→ **SOURCE DATA**

★ ★ ★ ★ ★

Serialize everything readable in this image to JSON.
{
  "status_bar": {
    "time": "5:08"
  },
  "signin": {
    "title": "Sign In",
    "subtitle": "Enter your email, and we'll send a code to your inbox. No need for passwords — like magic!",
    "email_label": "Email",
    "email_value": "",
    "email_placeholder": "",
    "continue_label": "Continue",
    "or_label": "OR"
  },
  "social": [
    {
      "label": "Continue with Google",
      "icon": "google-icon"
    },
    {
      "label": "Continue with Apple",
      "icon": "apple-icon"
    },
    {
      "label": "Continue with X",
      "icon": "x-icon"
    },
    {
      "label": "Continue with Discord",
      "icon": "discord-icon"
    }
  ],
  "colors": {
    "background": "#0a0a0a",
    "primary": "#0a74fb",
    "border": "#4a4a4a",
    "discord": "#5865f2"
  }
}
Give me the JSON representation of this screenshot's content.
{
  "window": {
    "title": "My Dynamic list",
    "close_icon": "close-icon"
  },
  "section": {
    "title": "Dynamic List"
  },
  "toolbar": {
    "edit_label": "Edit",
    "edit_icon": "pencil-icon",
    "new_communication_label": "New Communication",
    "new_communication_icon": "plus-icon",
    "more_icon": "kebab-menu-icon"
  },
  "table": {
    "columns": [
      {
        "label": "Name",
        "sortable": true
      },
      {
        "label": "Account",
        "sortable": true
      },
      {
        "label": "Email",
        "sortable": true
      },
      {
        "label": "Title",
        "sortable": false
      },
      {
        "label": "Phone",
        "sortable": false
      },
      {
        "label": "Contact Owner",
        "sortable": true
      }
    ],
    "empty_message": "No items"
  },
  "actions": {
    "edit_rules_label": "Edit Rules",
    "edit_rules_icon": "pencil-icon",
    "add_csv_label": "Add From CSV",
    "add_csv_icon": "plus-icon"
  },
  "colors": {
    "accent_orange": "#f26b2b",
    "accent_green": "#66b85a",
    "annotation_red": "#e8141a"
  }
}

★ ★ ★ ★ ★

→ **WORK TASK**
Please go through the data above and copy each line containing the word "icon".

→ **YOUR RESPONSE**
      "icon": "google-icon"
      "icon": "apple-icon"
      "icon": "x-icon"
      "icon": "discord-icon"
    "close_icon": "close-icon"
    "edit_icon": "pencil-icon",
    "new_communication_icon": "plus-icon",
    "more_icon": "kebab-menu-icon"
    "edit_rules_icon": "pencil-icon",
    "add_csv_icon": "plus-icon"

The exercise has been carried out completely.